Work required: Word for word, retype every entry in the listing.

Source data:
━━━━━━

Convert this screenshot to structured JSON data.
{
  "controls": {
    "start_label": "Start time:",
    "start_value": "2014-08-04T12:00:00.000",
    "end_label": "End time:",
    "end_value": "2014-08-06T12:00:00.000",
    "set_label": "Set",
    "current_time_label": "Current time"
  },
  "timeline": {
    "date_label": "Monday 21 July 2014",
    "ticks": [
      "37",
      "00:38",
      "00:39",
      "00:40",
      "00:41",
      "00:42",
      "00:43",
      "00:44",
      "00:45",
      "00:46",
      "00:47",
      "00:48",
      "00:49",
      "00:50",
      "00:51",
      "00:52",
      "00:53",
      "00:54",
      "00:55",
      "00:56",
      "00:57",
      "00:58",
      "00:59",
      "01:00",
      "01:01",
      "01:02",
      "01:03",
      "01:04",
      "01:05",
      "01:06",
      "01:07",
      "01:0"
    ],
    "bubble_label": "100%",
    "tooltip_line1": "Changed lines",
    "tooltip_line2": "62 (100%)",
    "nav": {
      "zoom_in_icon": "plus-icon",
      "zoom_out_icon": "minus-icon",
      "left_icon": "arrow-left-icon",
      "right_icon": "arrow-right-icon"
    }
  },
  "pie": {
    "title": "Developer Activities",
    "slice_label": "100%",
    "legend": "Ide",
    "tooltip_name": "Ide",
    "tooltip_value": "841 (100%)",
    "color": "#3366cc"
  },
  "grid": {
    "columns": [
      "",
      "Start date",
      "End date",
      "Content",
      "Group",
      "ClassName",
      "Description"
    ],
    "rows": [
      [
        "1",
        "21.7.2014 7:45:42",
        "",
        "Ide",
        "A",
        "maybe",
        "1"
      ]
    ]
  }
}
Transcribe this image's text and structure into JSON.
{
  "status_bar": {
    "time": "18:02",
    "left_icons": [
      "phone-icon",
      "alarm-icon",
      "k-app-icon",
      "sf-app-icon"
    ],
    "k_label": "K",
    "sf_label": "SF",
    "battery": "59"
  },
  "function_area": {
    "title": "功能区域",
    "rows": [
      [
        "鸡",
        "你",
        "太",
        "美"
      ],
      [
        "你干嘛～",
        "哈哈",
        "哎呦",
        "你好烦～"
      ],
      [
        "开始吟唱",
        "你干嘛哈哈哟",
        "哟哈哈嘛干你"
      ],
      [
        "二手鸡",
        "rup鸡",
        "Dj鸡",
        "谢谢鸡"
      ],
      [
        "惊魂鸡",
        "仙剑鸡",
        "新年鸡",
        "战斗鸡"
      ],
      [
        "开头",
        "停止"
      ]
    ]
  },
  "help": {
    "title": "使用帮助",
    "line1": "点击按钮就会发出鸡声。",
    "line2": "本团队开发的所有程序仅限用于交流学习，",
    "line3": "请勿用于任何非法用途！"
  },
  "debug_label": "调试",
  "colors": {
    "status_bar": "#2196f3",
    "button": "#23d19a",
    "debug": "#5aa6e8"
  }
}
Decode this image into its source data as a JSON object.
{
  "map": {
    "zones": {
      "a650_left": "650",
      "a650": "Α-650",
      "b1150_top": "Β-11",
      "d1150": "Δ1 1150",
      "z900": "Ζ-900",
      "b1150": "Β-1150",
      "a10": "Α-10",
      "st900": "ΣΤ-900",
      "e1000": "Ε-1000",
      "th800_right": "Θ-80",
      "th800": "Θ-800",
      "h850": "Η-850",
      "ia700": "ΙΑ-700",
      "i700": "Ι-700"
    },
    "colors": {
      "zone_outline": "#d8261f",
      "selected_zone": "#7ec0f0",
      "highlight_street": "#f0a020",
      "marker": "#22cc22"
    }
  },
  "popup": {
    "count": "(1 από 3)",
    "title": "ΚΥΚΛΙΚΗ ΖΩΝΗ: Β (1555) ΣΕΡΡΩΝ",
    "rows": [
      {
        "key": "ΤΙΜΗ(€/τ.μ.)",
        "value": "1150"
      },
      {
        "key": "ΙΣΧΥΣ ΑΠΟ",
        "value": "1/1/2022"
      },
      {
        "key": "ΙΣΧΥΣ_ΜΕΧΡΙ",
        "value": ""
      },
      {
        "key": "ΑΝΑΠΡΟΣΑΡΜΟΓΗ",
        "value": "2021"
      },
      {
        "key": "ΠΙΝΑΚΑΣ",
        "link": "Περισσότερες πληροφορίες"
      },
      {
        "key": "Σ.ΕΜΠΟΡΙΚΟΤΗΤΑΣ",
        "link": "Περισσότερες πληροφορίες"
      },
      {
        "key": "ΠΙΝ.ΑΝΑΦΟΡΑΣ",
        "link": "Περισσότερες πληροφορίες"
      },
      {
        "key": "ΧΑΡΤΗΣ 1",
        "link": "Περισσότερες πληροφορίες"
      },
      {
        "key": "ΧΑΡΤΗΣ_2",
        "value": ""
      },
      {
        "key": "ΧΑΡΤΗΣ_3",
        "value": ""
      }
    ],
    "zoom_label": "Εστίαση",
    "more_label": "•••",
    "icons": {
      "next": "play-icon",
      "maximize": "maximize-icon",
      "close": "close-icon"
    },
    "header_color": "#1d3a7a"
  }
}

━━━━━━

Response:
Convert this screenshot to structured JSON data.
{
  "controls": {
    "start_label": "Start time:",
    "start_value": "2014-08-04T12:00:00.000",
    "end_label": "End time:",
    "end_value": "2014-08-06T12:00:00.000",
    "set_label": "Set",
    "current_time_label": "Current time"
  },
  "timeline": {
    "date_label": "Monday 21 July 2014",
    "ticks": [
      "37",
      "00:38",
      "00:39",
      "00:40",
      "00:41",
      "00:42",
      "00:43",
      "00:44",
      "00:45",
      "00:46",
      "00:47",
      "00:48",
      "00:49",
      "00:50",
      "00:51",
      "00:52",
      "00:53",
      "00:54",
      "00:55",
      "00:56",
      "00:57",
      "00:58",
      "00:59",
      "01:00",
      "01:01",
      "01:02",
      "01:03",
      "01:04",
      "01:05",
      "01:06",
      "01:07",
      "01:0"
    ],
    "bubble_label": "100%",
    "tooltip_line1": "Changed lines",
    "tooltip_line2": "62 (100%)",
    "nav": {
      "zoom_in_icon": "plus-icon",
      "zoom_out_icon": "minus-icon",
      "left_icon": "arrow-left-icon",
      "right_icon": "arrow-right-icon"
    }
  },
  "pie": {
    "title": "Developer Activities",
    "slice_label": "100%",
    "legend": "Ide",
    "tooltip_name": "Ide",
    "tooltip_value": "841 (100%)",
    "color": "#3366cc"
  },
  "grid": {
    "columns": [
      "",
      "Start date",
      "End date",
      "Content",
      "Group",
      "ClassName",
      "Description"
    ],
    "rows": [
      [
        "1",
        "21.7.2014 7:45:42",
        "",
        "Ide",
        "A",
        "maybe",
        "1"
      ]
    ]
  }
}
Transcribe this image's text and structure into JSON.
{
  "status_bar": {
    "time": "18:02",
    "left_icons": [
      "phone-icon",
      "alarm-icon",
      "k-app-icon",
      "sf-app-icon"
    ],
    "k_label": "K",
    "sf_label": "SF",
    "battery": "59"
  },
  "function_area": {
    "title": "功能区域",
    "rows": [
      [
        "鸡",
        "你",
        "太",
        "美"
      ],
      [
        "你干嘛～",
        "哈哈",
        "哎呦",
        "你好烦～"
      ],
      [
        "开始吟唱",
        "你干嘛哈哈哟",
        "哟哈哈嘛干你"
      ],
      [
        "二手鸡",
        "rup鸡",
        "Dj鸡",
        "谢谢鸡"
      ],
      [
        "惊魂鸡",
        "仙剑鸡",
        "新年鸡",
        "战斗鸡"
      ],
      [
        "开头",
        "停止"
      ]
    ]
  },
  "help": {
    "title": "使用帮助",
    "line1": "点击按钮就会发出鸡声。",
    "line2": "本团队开发的所有程序仅限用于交流学习，",
    "line3": "请勿用于任何非法用途！"
  },
  "debug_label": "调试",
  "colors": {
    "status_bar": "#2196f3",
    "button": "#23d19a",
    "debug": "#5aa6e8"
  }
}
Decode this image into its source data as a JSON object.
{
  "map": {
    "zones": {
      "a650_left": "650",
      "a650": "Α-650",
      "b1150_top": "Β-11",
      "d1150": "Δ1 1150",
      "z900": "Ζ-900",
      "b1150": "Β-1150",
      "a10": "Α-10",
      "st900": "ΣΤ-900",
      "e1000": "Ε-1000",
      "th800_right": "Θ-80",
      "th800": "Θ-800",
      "h850": "Η-850",
      "ia700": "ΙΑ-700",
      "i700": "Ι-700"
    },
    "colors": {
      "zone_outline": "#d8261f",
      "selected_zone": "#7ec0f0",
      "highlight_street": "#f0a020",
      "marker": "#22cc22"
    }
  },
  "popup": {
    "count": "(1 από 3)",
    "title": "ΚΥΚΛΙΚΗ ΖΩΝΗ: Β (1555) ΣΕΡΡΩΝ",
    "rows": [
      {
        "key": "ΤΙΜΗ(€/τ.μ.)",
        "value": "1150"
      },
      {
        "key": "ΙΣΧΥΣ ΑΠΟ",
        "value": "1/1/2022"
      },
      {
        "key": "ΙΣΧΥΣ_ΜΕΧΡΙ",
        "value": ""
      },
      {
        "key": "ΑΝΑΠΡΟΣΑΡΜΟΓΗ",
        "value": "2021"
      },
      {
        "key": "ΠΙΝΑΚΑΣ",
        "link": "Περισσότερες πληροφορίες"
      },
      {
        "key": "Σ.ΕΜΠΟΡΙΚΟΤΗΤΑΣ",
        "link": "Περισσότερες πληροφορίες"
      },
      {
        "key": "ΠΙΝ.ΑΝΑΦΟΡΑΣ",
        "link": "Περισσότερες πληροφορίες"
      },
      {
        "key": "ΧΑΡΤΗΣ 1",
        "link": "Περισσότερες πληροφορίες"
      },
      {
        "key": "ΧΑΡΤΗΣ_2",
        "value": ""
      },
      {
        "key": "ΧΑΡΤΗΣ_3",
        "value": ""
      }
    ],
    "zoom_label": "Εστίαση",
    "more_label": "•••",
    "icons": {
      "next": "play-icon",
      "maximize": "maximize-icon",
      "close": "close-icon"
    },
    "header_color": "#1d3a7a"
  }
}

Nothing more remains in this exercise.